December 8, 2004
Italy Trip Wrap Up
It's been exactly one week since we got back from Italy. I've tried to let the experiences and memories settle a bit before writing this wrap up (okay, I was just tired and didn't feel like it).
So, how was the trip? Sadly, not great. Believe me, it gives me no pleasure to be contrarian (as everyone else I know who has gone to Italy absolutely loves it), but I simply didn't enjoy it as much as I had hoped.
I think a lot had to do with my sky-high expectations. For example, I had good food, but that ultimately proved disappointing because I wanted amazing food. I'm sure there are amazing food in Italy, we just weren't lucky enough to come across any of it. Okay, we did have one amazing dish in Le Calandre (which proved disappointing overall), but that was it for the entire trip.
Anyway, most of why I didn't love the trip were detailed in my mid-trip report, so I won't repeat them here.
Instead, I'll tell you about my favorite art and favorite moment in Italy.
My favorite art:
Out of all the art history book stuff we saw (the Sistine Chapel, the Last Supper, the Birth of Venus to name but a few), what moved me was Michelangelo's David. Why? It just did. Great art does that to you. (Though for some reason, paintings don't do anything for me. At least the medieval and Renaissance ones don't. Maybe I'm too ignorant to appreciate them, who knows?)
My favorite moment:
It was almost 11 at night as we arrived in Venice by car. After parking in the garage at the edge of the city we crossed a small bridge and entered Venice proper.
It was quiet and deserted.

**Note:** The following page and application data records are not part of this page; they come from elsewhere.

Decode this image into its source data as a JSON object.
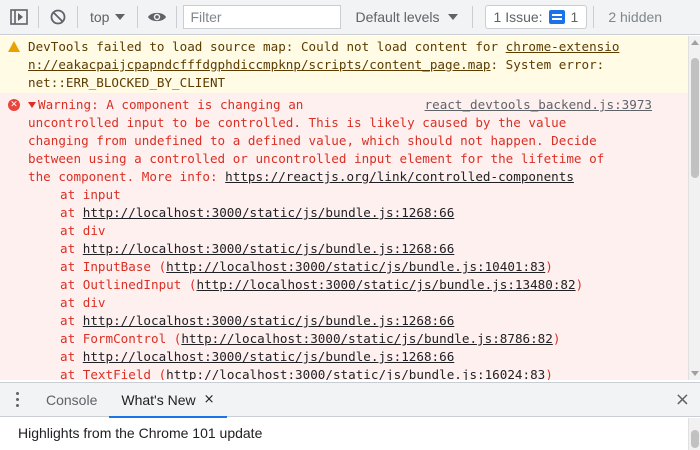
{
  "toolbar": {
    "context": "top",
    "filter_placeholder": "Filter",
    "levels": "Default levels",
    "issues": "1 Issue:",
    "issues_count": "1",
    "hidden": "2 hidden"
  },
  "warning": {
    "line1_text": "DevTools failed to load source map: Could not load content for ",
    "line1_link": "chrome-extensio",
    "line2_link": "n://eakacpaijcpapndcfffdgphdiccmpknp/scripts/content_page.map",
    "line2_text": ": System error:",
    "line3_text": "net::ERR_BLOCKED_BY_CLIENT"
  },
  "error": {
    "source_link": "react_devtools_backend.js:3973",
    "header": "Warning: A component is changing an",
    "body": "uncontrolled input to be controlled. This is likely caused by the value\nchanging from undefined to a defined value, which should not happen. Decide\nbetween using a controlled or uncontrolled input element for the lifetime of\nthe component. More info: ",
    "info_link": "https://reactjs.org/link/controlled-components",
    "stack": [
      {
        "prefix": "at input",
        "link": "",
        "suffix": ""
      },
      {
        "prefix": "at ",
        "link": "http://localhost:3000/static/js/bundle.js:1268:66",
        "suffix": ""
      },
      {
        "prefix": "at div",
        "link": "",
        "suffix": ""
      },
      {
        "prefix": "at ",
        "link": "http://localhost:3000/static/js/bundle.js:1268:66",
        "suffix": ""
      },
      {
        "prefix": "at InputBase (",
        "link": "http://localhost:3000/static/js/bundle.js:10401:83",
        "suffix": ")"
      },
      {
        "prefix": "at OutlinedInput (",
        "link": "http://localhost:3000/static/js/bundle.js:13480:82",
        "suffix": ")"
      },
      {
        "prefix": "at div",
        "link": "",
        "suffix": ""
      },
      {
        "prefix": "at ",
        "link": "http://localhost:3000/static/js/bundle.js:1268:66",
        "suffix": ""
      },
      {
        "prefix": "at FormControl (",
        "link": "http://localhost:3000/static/js/bundle.js:8786:82",
        "suffix": ")"
      },
      {
        "prefix": "at ",
        "link": "http://localhost:3000/static/js/bundle.js:1268:66",
        "suffix": ""
      },
      {
        "prefix": "at TextField (",
        "link": "http://localhost:3000/static/js/bundle.js:16024:83",
        "suffix": ")"
      }
    ]
  },
  "drawer": {
    "tabs": [
      "Console",
      "What's New"
    ],
    "close_tab": "×",
    "close_drawer": "×",
    "highlight": "Highlights from the Chrome 101 update"
  },
  "colors": {
    "accent": "#1a73e8",
    "error_text": "#d93025",
    "error_bg": "#fff0f0",
    "warning_bg": "#fffbe5",
    "warning_text": "#5c3c00"
  },
  "icons": [
    "sidebar-toggle-icon",
    "clear-console-icon",
    "eye-icon",
    "warning-icon",
    "error-icon",
    "more-options-icon",
    "close-icon"
  ]
}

The only sounds we heard were of the water crashing against the sides of the canals. It's hard to describe that moment, "mysterious" is a word that comes to mind. It's unlike any city I've ever seen. No people. No cars. No bikes. Just narrow canals after narrow canals and small bridges after small bridges. It was surreal. The darkness added to the allure of the unknown. Wandering around the empty city, crossing the endless maze-like tangle of alleys and canals, looking for a room to stay, even though we were tired from a long day and were carrying heavy luggage, I almost didn't want it to end. Even now, I can hear the sounds of our footsteps and the waters reverberating in the still of that night.
I've heard from more than one friend who's been to Italy that Venice doesn't need more than a day or so. How wrong they were! What I was never told was how amazing the city itself is. It might not have as much to "see" as Florence or Rome, but the city itself is its greatest attraction. I love cities more than the art or artifacts they might hold so it's perfect for me. I could happily wander for days in the quiet residential parts of the city, photographing every corner.
I know I complained about how touristy Italy is and how the sheer mass of tourists bothered the hell out of me; and, yes, Venice is every bit as touristy as anywhere else in Italy, more so, even. But find a quiet corner, especially at night, and all its mysterious charms will reveal themselves.